**TASK MATERIAL:**

....

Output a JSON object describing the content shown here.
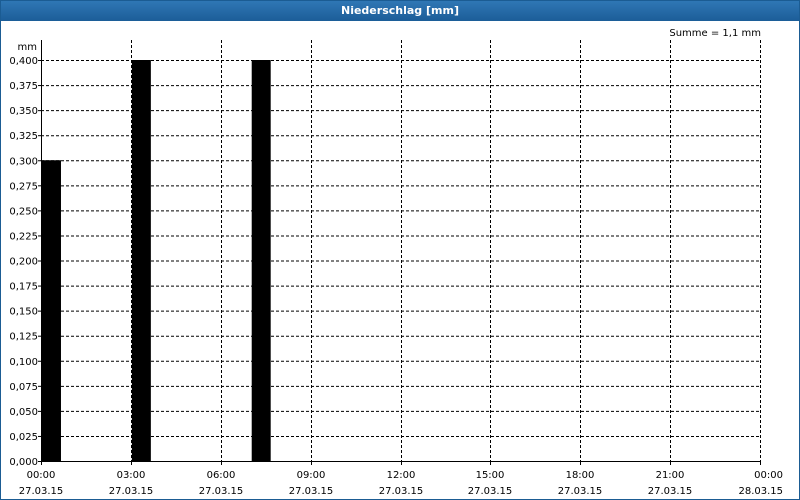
{
  "window": {
    "title": "Niederschlag [mm]"
  },
  "chart_data": {
    "type": "bar",
    "title": "Niederschlag [mm]",
    "summary": "Summe = 1,1 mm",
    "ylabel": "mm",
    "ylim": [
      0,
      0.4
    ],
    "y_ticks": [
      "0,000",
      "0,025",
      "0,050",
      "0,075",
      "0,100",
      "0,125",
      "0,150",
      "0,175",
      "0,200",
      "0,225",
      "0,250",
      "0,275",
      "0,300",
      "0,325",
      "0,350",
      "0,375",
      "0,400"
    ],
    "x_tick_times": [
      "00:00",
      "03:00",
      "06:00",
      "09:00",
      "12:00",
      "15:00",
      "18:00",
      "21:00",
      "00:00"
    ],
    "x_tick_dates": [
      "27.03.15",
      "27.03.15",
      "27.03.15",
      "27.03.15",
      "27.03.15",
      "27.03.15",
      "27.03.15",
      "27.03.15",
      "28.03.15"
    ],
    "x_range_hours": [
      0,
      24
    ],
    "bar_width_hours": 0.667,
    "categories": [
      "00:00",
      "03:00",
      "07:00"
    ],
    "bars": [
      {
        "x_hours": 0,
        "value": 0.3
      },
      {
        "x_hours": 3,
        "value": 0.4
      },
      {
        "x_hours": 7,
        "value": 0.4
      }
    ],
    "grid": true,
    "colors": {
      "bar": "#000000",
      "grid": "#000000",
      "title_bar": "#1f62a0"
    }
  }
}
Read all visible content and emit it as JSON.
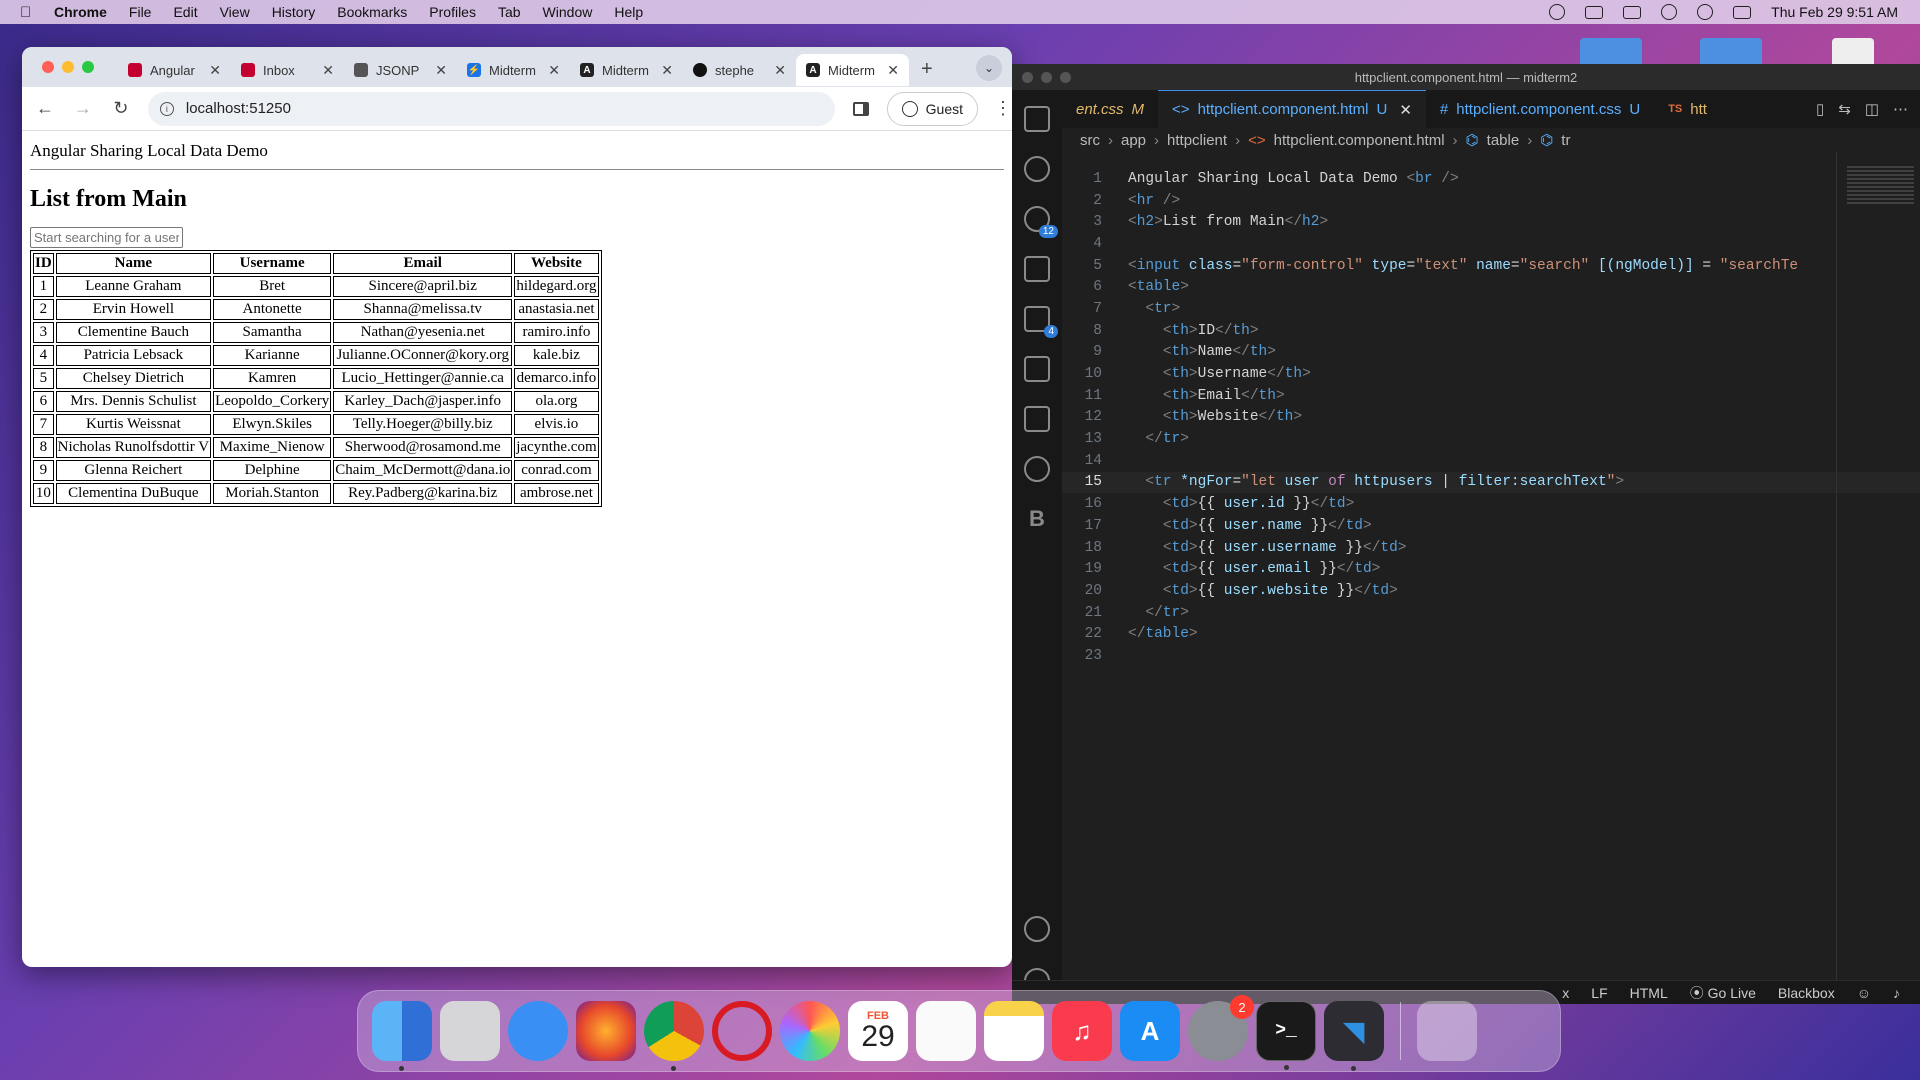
{
  "menubar": {
    "app": "Chrome",
    "items": [
      "File",
      "Edit",
      "View",
      "History",
      "Bookmarks",
      "Profiles",
      "Tab",
      "Window",
      "Help"
    ],
    "clock": "Thu Feb 29  9:51 AM"
  },
  "chrome": {
    "tabs": [
      {
        "label": "Angular",
        "favicon_color": "#c3002f"
      },
      {
        "label": "Inbox",
        "favicon_color": "#c3002f"
      },
      {
        "label": "JSONP",
        "favicon_color": "#555555"
      },
      {
        "label": "Midterm",
        "favicon_color": "#1a73e8"
      },
      {
        "label": "Midterm",
        "favicon_color": "#222222"
      },
      {
        "label": "stephe",
        "favicon_color": "#111111"
      },
      {
        "label": "Midterm",
        "favicon_color": "#222222"
      }
    ],
    "url": "localhost:51250",
    "guest_label": "Guest"
  },
  "page": {
    "demo_title": "Angular Sharing Local Data Demo",
    "heading": "List from Main",
    "search_placeholder": "Start searching for a user",
    "columns": [
      "ID",
      "Name",
      "Username",
      "Email",
      "Website"
    ],
    "rows": [
      [
        "1",
        "Leanne Graham",
        "Bret",
        "Sincere@april.biz",
        "hildegard.org"
      ],
      [
        "2",
        "Ervin Howell",
        "Antonette",
        "Shanna@melissa.tv",
        "anastasia.net"
      ],
      [
        "3",
        "Clementine Bauch",
        "Samantha",
        "Nathan@yesenia.net",
        "ramiro.info"
      ],
      [
        "4",
        "Patricia Lebsack",
        "Karianne",
        "Julianne.OConner@kory.org",
        "kale.biz"
      ],
      [
        "5",
        "Chelsey Dietrich",
        "Kamren",
        "Lucio_Hettinger@annie.ca",
        "demarco.info"
      ],
      [
        "6",
        "Mrs. Dennis Schulist",
        "Leopoldo_Corkery",
        "Karley_Dach@jasper.info",
        "ola.org"
      ],
      [
        "7",
        "Kurtis Weissnat",
        "Elwyn.Skiles",
        "Telly.Hoeger@billy.biz",
        "elvis.io"
      ],
      [
        "8",
        "Nicholas Runolfsdottir V",
        "Maxime_Nienow",
        "Sherwood@rosamond.me",
        "jacynthe.com"
      ],
      [
        "9",
        "Glenna Reichert",
        "Delphine",
        "Chaim_McDermott@dana.io",
        "conrad.com"
      ],
      [
        "10",
        "Clementina DuBuque",
        "Moriah.Stanton",
        "Rey.Padberg@karina.biz",
        "ambrose.net"
      ]
    ]
  },
  "vscode": {
    "title": "httpclient.component.html — midterm2",
    "tabs": [
      {
        "label": "ent.css",
        "mod": "M",
        "icon": "",
        "italic": true
      },
      {
        "label": "httpclient.component.html",
        "mod": "U",
        "icon": "<>",
        "active": true
      },
      {
        "label": "httpclient.component.css",
        "mod": "U",
        "icon": "#"
      },
      {
        "label": "htt",
        "mod": "",
        "icon": "TS"
      }
    ],
    "breadcrumb": [
      "src",
      "app",
      "httpclient",
      "httpclient.component.html",
      "table",
      "tr"
    ],
    "activity_badges": {
      "source_control": "12",
      "extensions": "4"
    },
    "current_line": 15,
    "status": {
      "eol": "LF",
      "language": "HTML",
      "golive": "Go Live",
      "blackbox": "Blackbox",
      "left_fragment": "x"
    }
  },
  "dock": {
    "calendar_month": "FEB",
    "calendar_day": "29",
    "settings_badge": "2"
  }
}
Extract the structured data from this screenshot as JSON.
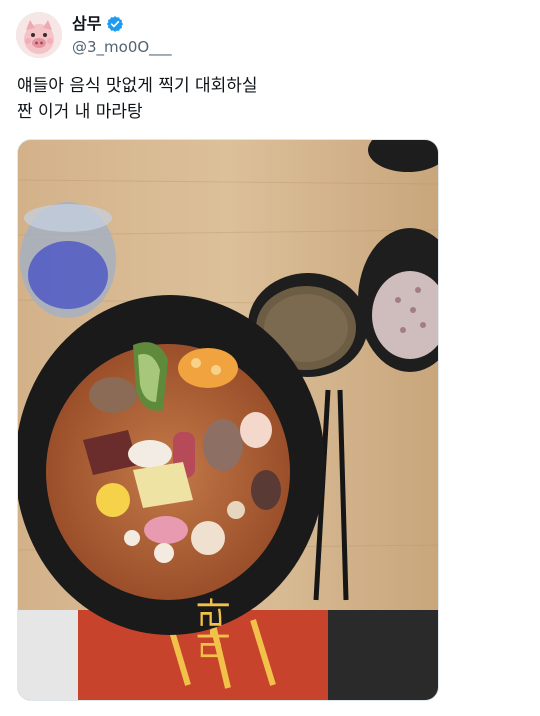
{
  "tweet": {
    "display_name": "삼무",
    "handle": "@3_mo0O___",
    "text_line1": "얘들아 음식 맛없게 찍기 대회하실",
    "text_line2": "짠 이거 내 마라탕",
    "media_text": "마라"
  },
  "icons": {
    "verified": "verified-badge-icon",
    "avatar": "pig-avatar"
  },
  "colors": {
    "verified_blue": "#1d9bf0",
    "handle_gray": "#536471"
  }
}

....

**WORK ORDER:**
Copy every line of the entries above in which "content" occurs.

**SOLUTION BELOW:**
Output a JSON object describing the content shown here.
Read all visible content and emit it as JSON.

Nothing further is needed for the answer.